Part of what made Top Flr special when it opened in the summer of 2007, around the corner from Mary Mac’s Tearoom, was its ingenious floor plan: a sliver of a bar and a mysterious dining room accessible by a steep staircase that hid behind a narrow, monochromatic facade. It looked like it belonged in London or Dublin. The interior was mod and dark. And even though there was nothing terribly clever about the food, the dishes felt lean and elemental. The prices were great, too, and the bartenders knew how to keep the clientele interested.
Like magicians pulling something rather large out of a hat, co-owners Darren Carr and Jeff Myers recently managed to double the size of Top Flr without losing the beguiling intimacy of their space. “We gobbled up a Laundromat and expanded a bit at a time,” says Carr. This gradual approach formed a perfect mirror image of the original downstairs plus a lovely alcove with a single, large table. The same muted colors and low lights create unity.
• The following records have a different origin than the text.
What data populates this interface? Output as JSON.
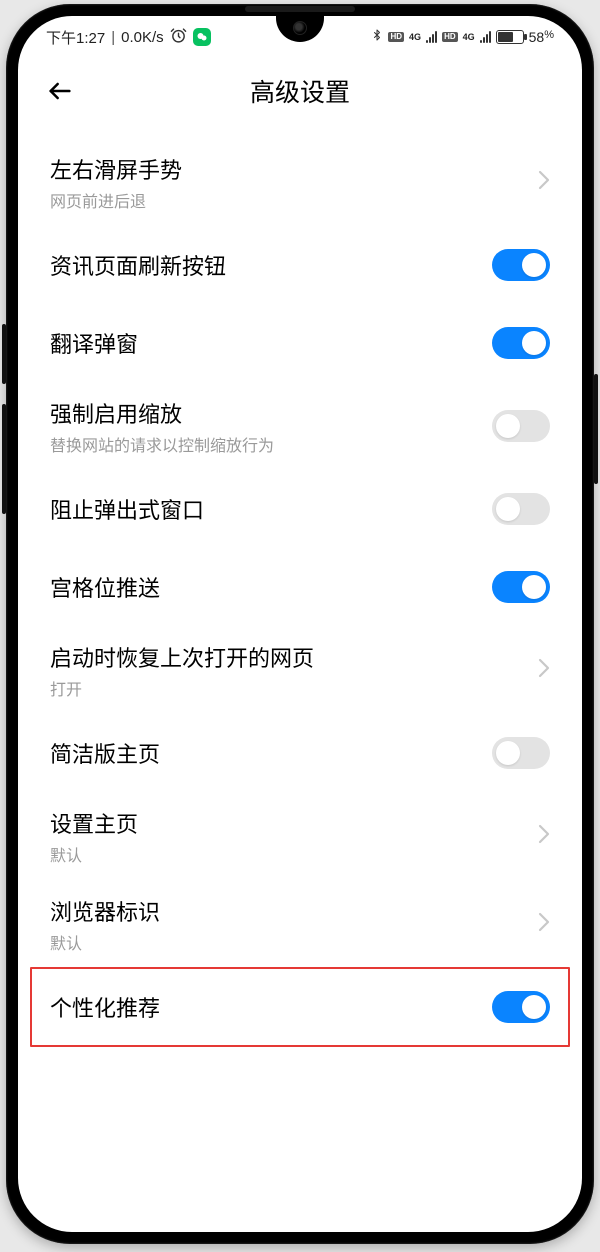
{
  "status": {
    "time": "下午1:27",
    "speed": "0.0K/s",
    "net_label": "4G",
    "battery_pct": "58",
    "pct_suffix": "%"
  },
  "header": {
    "title": "高级设置"
  },
  "rows": [
    {
      "label": "左右滑屏手势",
      "sub": "网页前进后退"
    },
    {
      "label": "资讯页面刷新按钮"
    },
    {
      "label": "翻译弹窗"
    },
    {
      "label": "强制启用缩放",
      "sub": "替换网站的请求以控制缩放行为"
    },
    {
      "label": "阻止弹出式窗口"
    },
    {
      "label": "宫格位推送"
    },
    {
      "label": "启动时恢复上次打开的网页",
      "sub": "打开"
    },
    {
      "label": "简洁版主页"
    },
    {
      "label": "设置主页",
      "sub": "默认"
    },
    {
      "label": "浏览器标识",
      "sub": "默认"
    },
    {
      "label": "个性化推荐"
    }
  ]
}
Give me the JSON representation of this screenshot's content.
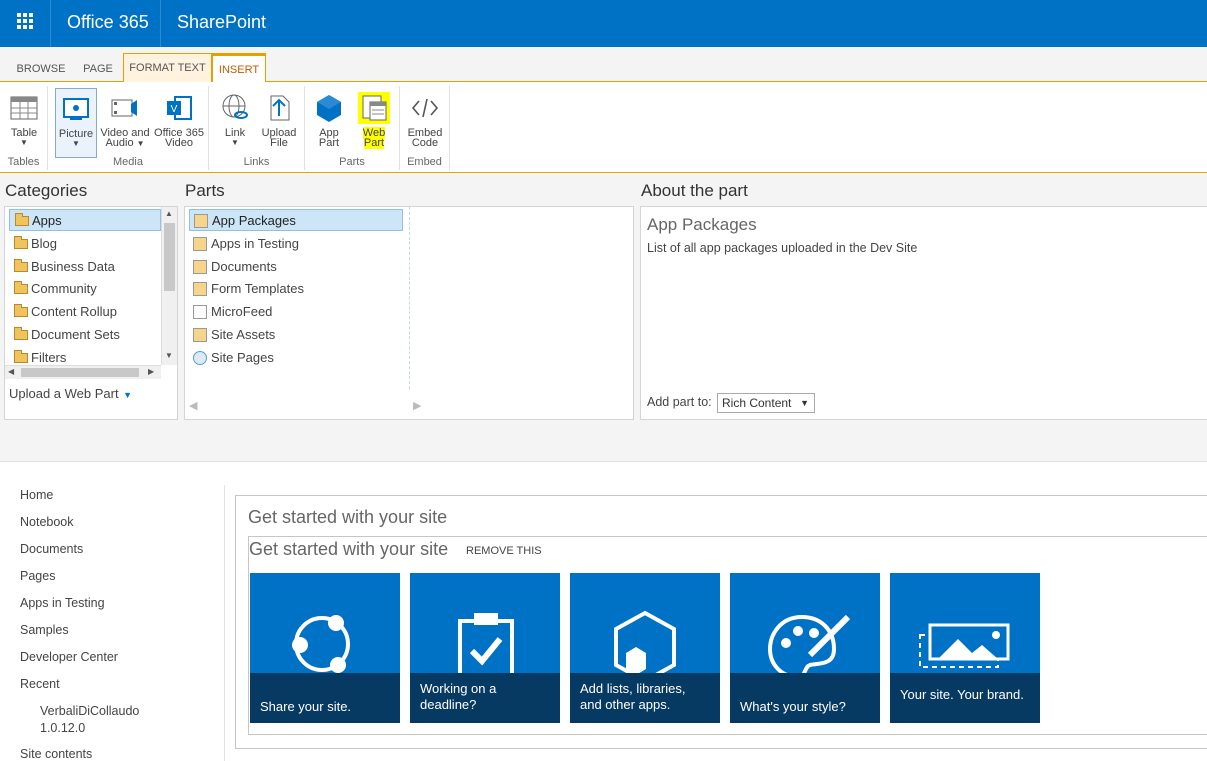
{
  "suite": {
    "app": "Office 365",
    "site": "SharePoint",
    "color": "#0072c6"
  },
  "ribbon": {
    "tabs": [
      "BROWSE",
      "PAGE",
      "FORMAT TEXT",
      "INSERT"
    ],
    "groups": {
      "tables": {
        "label": "Tables",
        "table": "Table"
      },
      "media": {
        "label": "Media",
        "picture": "Picture",
        "video_audio_1": "Video and",
        "video_audio_2": "Audio",
        "o365_video_1": "Office 365",
        "o365_video_2": "Video"
      },
      "links": {
        "label": "Links",
        "link": "Link",
        "upload_1": "Upload",
        "upload_2": "File"
      },
      "parts": {
        "label": "Parts",
        "app_part_1": "App",
        "app_part_2": "Part",
        "web_part_1": "Web",
        "web_part_2": "Part"
      },
      "embed": {
        "label": "Embed",
        "embed_1": "Embed",
        "embed_2": "Code"
      }
    }
  },
  "adder": {
    "categories_title": "Categories",
    "parts_title": "Parts",
    "about_title": "About the part",
    "categories": [
      "Apps",
      "Blog",
      "Business Data",
      "Community",
      "Content Rollup",
      "Document Sets",
      "Filters"
    ],
    "parts": [
      "App Packages",
      "Apps in Testing",
      "Documents",
      "Form Templates",
      "MicroFeed",
      "Site Assets",
      "Site Pages"
    ],
    "upload_link": "Upload a Web Part",
    "about": {
      "name": "App Packages",
      "description": "List of all app packages uploaded in the Dev Site",
      "add_to_label": "Add part to:",
      "add_to_value": "Rich Content"
    }
  },
  "nav": [
    "Home",
    "Notebook",
    "Documents",
    "Pages",
    "Apps in Testing",
    "Samples",
    "Developer Center",
    "Recent",
    "VerbaliDiCollaudo",
    "1.0.12.0",
    "Site contents"
  ],
  "content": {
    "zone_title": "Get started with your site",
    "inner_title": "Get started with your site",
    "remove": "REMOVE THIS",
    "tiles": [
      {
        "caption": "Share your site."
      },
      {
        "caption": "Working on a deadline?"
      },
      {
        "caption": "Add lists, libraries, and other apps."
      },
      {
        "caption": "What's your style?"
      },
      {
        "caption": "Your site. Your brand."
      }
    ]
  }
}
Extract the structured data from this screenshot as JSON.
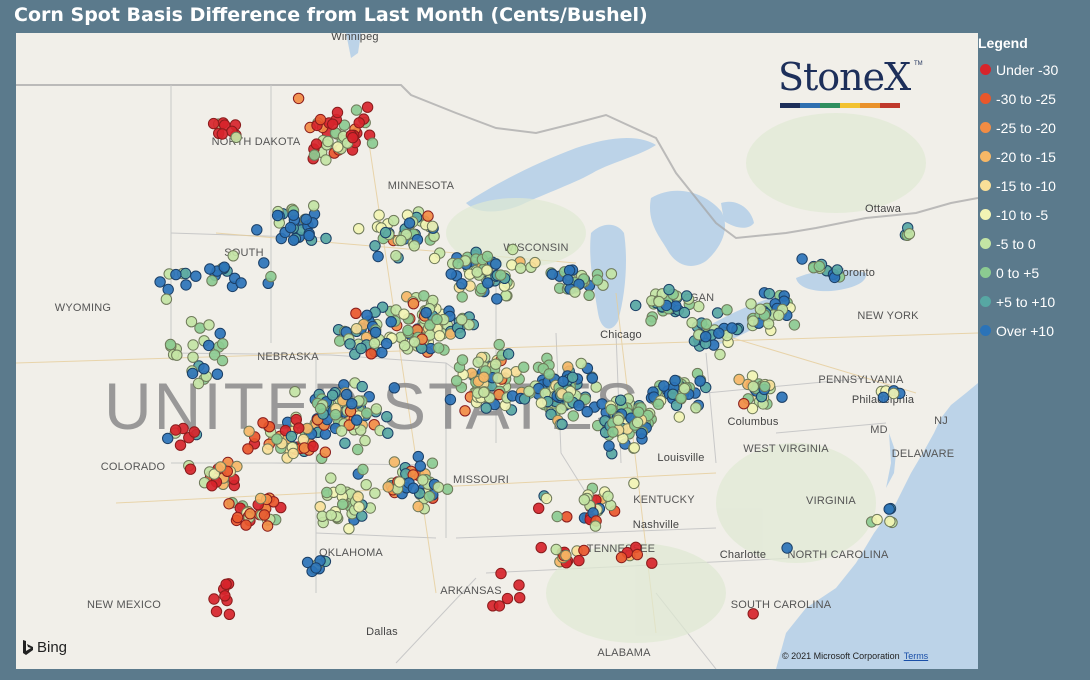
{
  "title": "Corn Spot Basis Difference from Last Month (Cents/Bushel)",
  "logo": {
    "text": "StoneX",
    "tm": "TM",
    "bar_colors": [
      "#1d2f5a",
      "#2e6fb0",
      "#2e8f5e",
      "#f2c230",
      "#e9912a",
      "#c0392b"
    ]
  },
  "legend": {
    "title": "Legend",
    "items": [
      {
        "label": "Under -30",
        "color": "#d7242b"
      },
      {
        "label": "-30 to -25",
        "color": "#e9572b"
      },
      {
        "label": "-25 to -20",
        "color": "#f28c44"
      },
      {
        "label": "-20 to -15",
        "color": "#f6b766"
      },
      {
        "label": "-15 to -10",
        "color": "#f9df98"
      },
      {
        "label": "-10 to -5",
        "color": "#f2f4b4"
      },
      {
        "label": "-5 to 0",
        "color": "#c3e4a4"
      },
      {
        "label": "0 to +5",
        "color": "#8ccb91"
      },
      {
        "label": "+5 to +10",
        "color": "#57a7a3"
      },
      {
        "label": "Over +10",
        "color": "#2b73b8"
      }
    ]
  },
  "map": {
    "country_label": "UNITED STATES",
    "labels": [
      {
        "text": "Winnipeg",
        "kind": "city"
      },
      {
        "text": "NORTH DAKOTA",
        "kind": "state"
      },
      {
        "text": "MINNESOTA",
        "kind": "state"
      },
      {
        "text": "SOUTH",
        "kind": "state"
      },
      {
        "text": "WYOMING",
        "kind": "state"
      },
      {
        "text": "WISCONSIN",
        "kind": "state"
      },
      {
        "text": "MICHIGAN",
        "kind": "state"
      },
      {
        "text": "Chicago",
        "kind": "city"
      },
      {
        "text": "Ottawa",
        "kind": "city"
      },
      {
        "text": "Toronto",
        "kind": "city"
      },
      {
        "text": "NEW YORK",
        "kind": "state"
      },
      {
        "text": "NEBRASKA",
        "kind": "state"
      },
      {
        "text": "PENNSYLVANIA",
        "kind": "state"
      },
      {
        "text": "Philadelphia",
        "kind": "city"
      },
      {
        "text": "NJ",
        "kind": "state"
      },
      {
        "text": "MD",
        "kind": "state"
      },
      {
        "text": "DELAWARE",
        "kind": "state"
      },
      {
        "text": "COLORADO",
        "kind": "state"
      },
      {
        "text": "Columbus",
        "kind": "city"
      },
      {
        "text": "WEST VIRGINIA",
        "kind": "state"
      },
      {
        "text": "Louisville",
        "kind": "city"
      },
      {
        "text": "MISSOURI",
        "kind": "state"
      },
      {
        "text": "KENTUCKY",
        "kind": "state"
      },
      {
        "text": "VIRGINIA",
        "kind": "state"
      },
      {
        "text": "Nashville",
        "kind": "city"
      },
      {
        "text": "TENNESSEE",
        "kind": "state"
      },
      {
        "text": "OKLAHOMA",
        "kind": "state"
      },
      {
        "text": "Charlotte",
        "kind": "city"
      },
      {
        "text": "NORTH CAROLINA",
        "kind": "state"
      },
      {
        "text": "NEW MEXICO",
        "kind": "state"
      },
      {
        "text": "ARKANSAS",
        "kind": "state"
      },
      {
        "text": "SOUTH CAROLINA",
        "kind": "state"
      },
      {
        "text": "Dallas",
        "kind": "city"
      },
      {
        "text": "ALABAMA",
        "kind": "state"
      }
    ]
  },
  "attribution": {
    "bing": "Bing",
    "copyright": "© 2021 Microsoft Corporation",
    "terms": "Terms"
  }
}
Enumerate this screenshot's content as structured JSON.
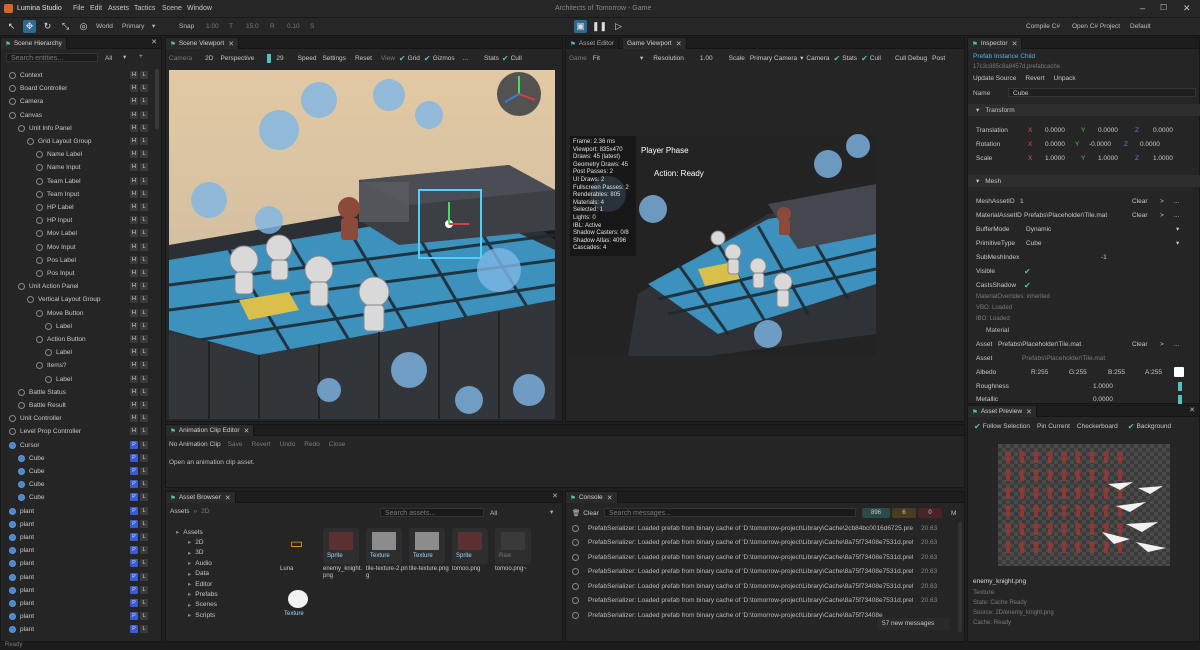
{
  "app": {
    "name": "Lumina Studio",
    "title": "Architects of Tomorrow - Game",
    "menu": [
      "File",
      "Edit",
      "Assets",
      "Tactics",
      "Scene",
      "Window"
    ],
    "right": [
      "Compile C#",
      "Open C# Project",
      "Default"
    ]
  },
  "toolbar": {
    "world": "World",
    "primary": "Primary",
    "snap": "Snap",
    "snap_val": "1.00",
    "t_label": "T",
    "t_val": "15.0",
    "r_label": "R",
    "r_val": "0.10",
    "s_label": "S"
  },
  "hierarchy": {
    "tab": "Scene Hierarchy",
    "search": "Search entities...",
    "filter": "All",
    "items": [
      {
        "label": "Context",
        "depth": 0,
        "blue": false
      },
      {
        "label": "Board Controller",
        "depth": 0,
        "blue": false
      },
      {
        "label": "Camera",
        "depth": 0,
        "blue": false
      },
      {
        "label": "Canvas",
        "depth": 0,
        "blue": false
      },
      {
        "label": "Unit Info Panel",
        "depth": 1,
        "blue": false
      },
      {
        "label": "Grid Layout Group",
        "depth": 2,
        "blue": false
      },
      {
        "label": "Name Label",
        "depth": 3,
        "blue": false
      },
      {
        "label": "Name Input",
        "depth": 3,
        "blue": false
      },
      {
        "label": "Team Label",
        "depth": 3,
        "blue": false
      },
      {
        "label": "Team Input",
        "depth": 3,
        "blue": false
      },
      {
        "label": "HP Label",
        "depth": 3,
        "blue": false
      },
      {
        "label": "HP Input",
        "depth": 3,
        "blue": false
      },
      {
        "label": "Mov Label",
        "depth": 3,
        "blue": false
      },
      {
        "label": "Mov Input",
        "depth": 3,
        "blue": false
      },
      {
        "label": "Pos Label",
        "depth": 3,
        "blue": false
      },
      {
        "label": "Pos Input",
        "depth": 3,
        "blue": false
      },
      {
        "label": "Unit Action Panel",
        "depth": 1,
        "blue": false
      },
      {
        "label": "Vertical Layout Group",
        "depth": 2,
        "blue": false
      },
      {
        "label": "Move Button",
        "depth": 3,
        "blue": false
      },
      {
        "label": "Label",
        "depth": 4,
        "blue": false
      },
      {
        "label": "Action Button",
        "depth": 3,
        "blue": false
      },
      {
        "label": "Label",
        "depth": 4,
        "blue": false
      },
      {
        "label": "Items?",
        "depth": 3,
        "blue": false
      },
      {
        "label": "Label",
        "depth": 4,
        "blue": false
      },
      {
        "label": "Battle Status",
        "depth": 1,
        "blue": false
      },
      {
        "label": "Battle Result",
        "depth": 1,
        "blue": false
      },
      {
        "label": "Unit Controller",
        "depth": 0,
        "blue": false
      },
      {
        "label": "Level Prop Controller",
        "depth": 0,
        "blue": false
      },
      {
        "label": "Cursor",
        "depth": 0,
        "blue": true
      },
      {
        "label": "Cube",
        "depth": 1,
        "blue": true
      },
      {
        "label": "Cube",
        "depth": 1,
        "blue": true
      },
      {
        "label": "Cube",
        "depth": 1,
        "blue": true
      },
      {
        "label": "Cube",
        "depth": 1,
        "blue": true
      },
      {
        "label": "plant",
        "depth": 0,
        "blue": true
      },
      {
        "label": "plant",
        "depth": 0,
        "blue": true
      },
      {
        "label": "plant",
        "depth": 0,
        "blue": true
      },
      {
        "label": "plant",
        "depth": 0,
        "blue": true
      },
      {
        "label": "plant",
        "depth": 0,
        "blue": true
      },
      {
        "label": "plant",
        "depth": 0,
        "blue": true
      },
      {
        "label": "plant",
        "depth": 0,
        "blue": true
      },
      {
        "label": "plant",
        "depth": 0,
        "blue": true
      },
      {
        "label": "plant",
        "depth": 0,
        "blue": true
      },
      {
        "label": "plant",
        "depth": 0,
        "blue": true
      }
    ],
    "h": "H",
    "l": "L",
    "p": "P"
  },
  "sceneview": {
    "tab": "Scene Viewport",
    "camera": "Camera",
    "mode2d": "2D",
    "perspective": "Perspective",
    "num": "29",
    "speed": "Speed",
    "settings": "Settings",
    "reset": "Reset",
    "view": "View",
    "grid": "Grid",
    "gizmos": "Gizmos",
    "more": "...",
    "stats": "Stats",
    "cull": "Cull"
  },
  "gameview": {
    "tab_asset": "Asset Editor",
    "tab": "Game Viewport",
    "game": "Game",
    "fit": "Fit",
    "resolution": "Resolution",
    "res_val": "1.00",
    "scale": "Scale",
    "primary_camera": "Primary Camera",
    "camera": "Camera",
    "stats": "Stats",
    "cull": "Cull",
    "cull_debug": "Cull Debug",
    "post": "Post",
    "stats_lines": [
      "Frame: 2.36 ms",
      "Viewport: 835x470",
      "Draws: 45 (latest)",
      "Geometry Draws: 45",
      "Post Passes: 2",
      "UI Draws: 2",
      "Fullscreen Passes: 2",
      "Renderables: 805",
      "Materials: 4",
      "Selected: 1",
      "Lights: 0",
      "IBL: Active",
      "Shadow Casters: 0/8",
      "Shadow Atlas: 4096",
      "Cascades: 4"
    ],
    "hud1": "Player  Phase",
    "hud2": "Action:  Ready"
  },
  "anim": {
    "tab": "Animation Clip Editor",
    "no_clip": "No Animation Clip",
    "save": "Save",
    "revert": "Revert",
    "undo": "Undo",
    "redo": "Redo",
    "close": "Close",
    "msg": "Open an animation clip asset."
  },
  "assetbrowser": {
    "tab": "Asset Browser",
    "path1": "Assets",
    "path2": "2D",
    "search": "Search assets...",
    "filter": "All",
    "tree": [
      {
        "label": "Assets",
        "d": 0
      },
      {
        "label": "2D",
        "d": 1
      },
      {
        "label": "3D",
        "d": 1
      },
      {
        "label": "Audio",
        "d": 1
      },
      {
        "label": "Data",
        "d": 1
      },
      {
        "label": "Editor",
        "d": 1
      },
      {
        "label": "Prefabs",
        "d": 1
      },
      {
        "label": "Scenes",
        "d": 1
      },
      {
        "label": "Scripts",
        "d": 1
      }
    ],
    "tiles": [
      {
        "badge": "",
        "name": "Luna"
      },
      {
        "badge": "Sprite",
        "name": "enemy_knight.png"
      },
      {
        "badge": "Texture",
        "name": "tile-texture-2.png"
      },
      {
        "badge": "Texture",
        "name": "tile-texture.png"
      },
      {
        "badge": "Sprite",
        "name": "tomoo.png"
      },
      {
        "badge": "Raw",
        "name": "tomoo.png~"
      },
      {
        "badge": "Texture",
        "name": ""
      }
    ]
  },
  "console": {
    "tab": "Console",
    "clear": "Clear",
    "search": "Search messages...",
    "count1": "896",
    "count2": "6",
    "count3": "0",
    "m": "M",
    "rows": [
      {
        "msg": "PrefabSerializer: Loaded prefab from binary cache of 'D:\\tomorrow-project\\Library\\Cache\\2cb84bc0016d6725.prefab'",
        "t": "20.63"
      },
      {
        "msg": "PrefabSerializer: Loaded prefab from binary cache of 'D:\\tomorrow-project\\Library\\Cache\\8a75f73408e7531d.prefab'",
        "t": "20.63"
      },
      {
        "msg": "PrefabSerializer: Loaded prefab from binary cache of 'D:\\tomorrow-project\\Library\\Cache\\8a75f73408e7531d.prefab'",
        "t": "20.63"
      },
      {
        "msg": "PrefabSerializer: Loaded prefab from binary cache of 'D:\\tomorrow-project\\Library\\Cache\\8a75f73408e7531d.prefab'",
        "t": "20.63"
      },
      {
        "msg": "PrefabSerializer: Loaded prefab from binary cache of 'D:\\tomorrow-project\\Library\\Cache\\8a75f73408e7531d.prefab'",
        "t": "20.63"
      },
      {
        "msg": "PrefabSerializer: Loaded prefab from binary cache of 'D:\\tomorrow-project\\Library\\Cache\\8a75f73408e7531d.prefab'",
        "t": "20.63"
      },
      {
        "msg": "PrefabSerializer: Loaded prefab from binary cache of 'D:\\tomorrow-project\\Library\\Cache\\8a75f73408e",
        "t": ""
      }
    ],
    "new_msgs": "57 new messages"
  },
  "inspector": {
    "tab": "Inspector",
    "prefab": "Prefab Instance Child",
    "guid": "17c3c885c8a8457d.prefabcache",
    "update": "Update Source",
    "revert": "Revert",
    "unpack": "Unpack",
    "name_label": "Name",
    "name_val": "Cube",
    "transform": "Transform",
    "translation": "Translation",
    "rotation": "Rotation",
    "scale": "Scale",
    "x": "X",
    "y": "Y",
    "z": "Z",
    "t_vals": [
      "0.0000",
      "0.0000",
      "0.0000"
    ],
    "r_vals": [
      "0.0000",
      "-0.0000",
      "0.0000"
    ],
    "s_vals": [
      "1.0000",
      "1.0000",
      "1.0000"
    ],
    "mesh": "Mesh",
    "mesh_asset_id": "MeshAssetID",
    "mesh_asset_val": "1",
    "clear": "Clear",
    "arrow": ">",
    "dots": "...",
    "material_asset_id": "MaterialAssetID",
    "material_path": "Prefabs\\Placeholder\\Tile.mat",
    "buffer_mode": "BufferMode",
    "buffer_val": "Dynamic",
    "primitive": "PrimitiveType",
    "primitive_val": "Cube",
    "submesh": "SubMeshIndex",
    "submesh_val": "-1",
    "visible": "Visible",
    "casts_shadow": "CastsShadow",
    "overrides": "MaterialOverrides: inherited",
    "vbo": "VBO: Loaded",
    "ibo": "IBO: Loaded",
    "material": "Material",
    "asset": "Asset",
    "asset_path": "Prefabs\\Placeholder\\Tile.mat",
    "asset_path2": "Prefabs\\Placeholder\\Tile.mat",
    "albedo": "Albedo",
    "r": "R:255",
    "g": "G:255",
    "b": "B:255",
    "a": "A:255",
    "roughness": "Roughness",
    "roughness_val": "1.0000",
    "metallic": "Metallic",
    "metallic_val": "0.0000"
  },
  "preview": {
    "tab": "Asset Preview",
    "follow": "Follow Selection",
    "pin": "Pin Current",
    "checker": "Checkerboard",
    "background": "Background",
    "file": "enemy_knight.png",
    "type": "Texture",
    "state": "State: Cache Ready",
    "source": "Source: 2D/enemy_knight.png",
    "cache": "Cache: Ready"
  },
  "status": "Ready"
}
The menu has grown in scope as well. Shane Devereux, a Philadelphian who has been in the kitchen nearly a year, cures his own duck prosciutto, experiments with sweetbreads, offers a delicious dried Mission fig pudding cake made by his wife, and, overall, gives more structure to the menu. A tiny rack of lamb with a spoonful of intense fig glaze is among the best new dishes. And the creative cocktail tradition continues with new bartender Heather Hawkins. She concocts the Fancy, made with pistachio milk, house-infused rosemary vodka, agave nectar, and egg-white froth.
An increase in Top Flr’s popularity brought a more mainstream clientele. Those who identify with Carr’s and Myers’s more progressive sides will, no doubt, follow them to the Sound Table, their restaurant-club concept on Edgewood Avenue that opened in April. It has a revolving roster of DJs and a menu inspired by Asian street food. Top Flr: 674 Myrtle Street, 404-685-3110, topflr.com
Photograph by Wes Sumner